Ruth Wisse explores what she calls the growing “gliberalism” of American universities:
Recent surveys confirm that university faculties have been tilting steadily leftward, but I think it is wrong to assume they have been tilting toward “liberalism” as is commonly assumed. Liberalism worthy of the name emphasizes freedom of the individual, democracy and the rule of law. Liberalism is prepared to fight for those freedoms through constitutional participatory government, and to protect those freedoms, in battle if necessary. What we see on the American campus is not liberalism, but a gutted and gutless “gliberalism,” that leaves to others the responsibility for governance, and arrogates to itself the right to criticize. It accepts money from the public purse without assuming reciprocal duties for the public good. Instead of debating public policy in the public arena, faculty says, “I quit,” but then continues to draw benefits from the system it will not protect.
The national and international crisis may eventually pull the elite universities into action, but by then, gliberalism will have done its damage.
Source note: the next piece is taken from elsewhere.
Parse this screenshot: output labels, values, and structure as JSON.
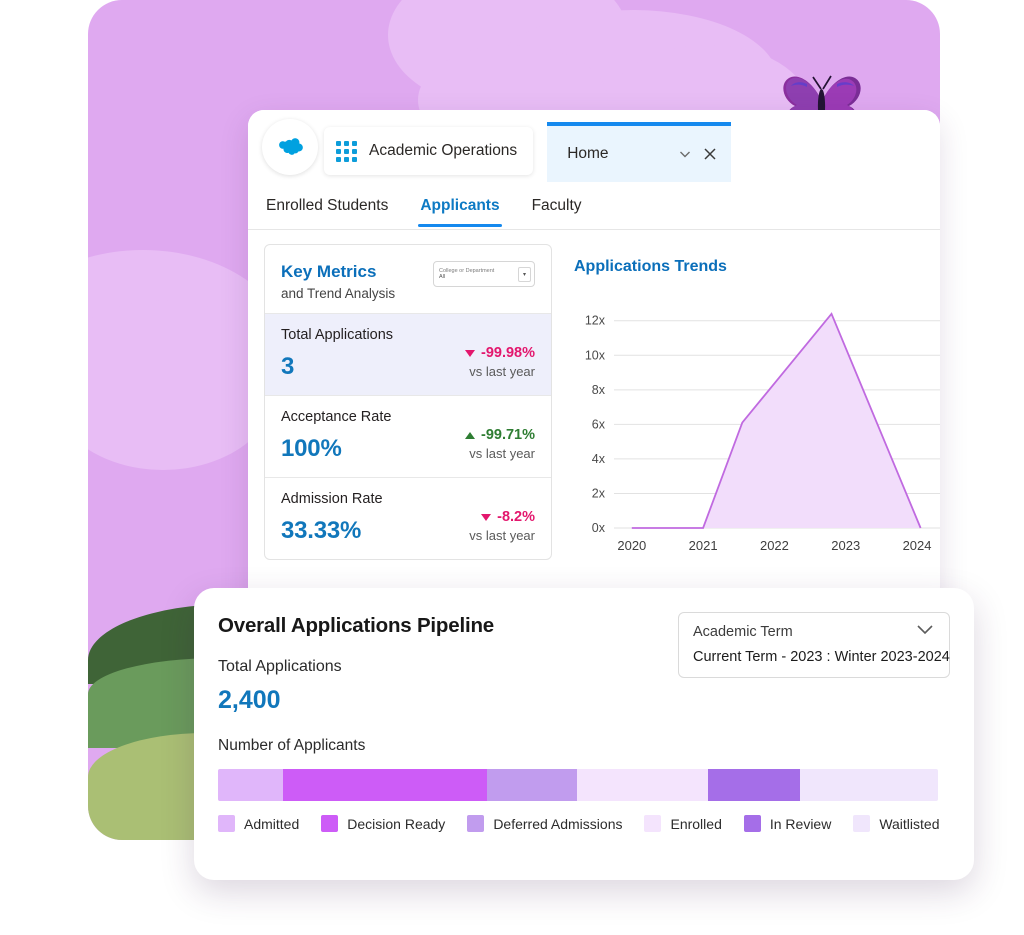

In I Am Charlotte Simmons, Tom Wolfe, through the eyes of his eponymous student from tiny Sparta, NC, famously writes in astonishment at the trend in American universities since the 1970s towards the co-ed bathroom.
If that sounds extreme, consider the movement towards the opposite direction in Aussie campus facilities spotted by Tim Blair:
The successful integration of Muslims into the broader Australian community continues apace:
A row has erupted over Muslim-only washrooms at La Trobe University that can be accessed only with a secret push-button code.
Apparently most Australian universities provide Muslim-only prayer and washrooms for students. Shouldn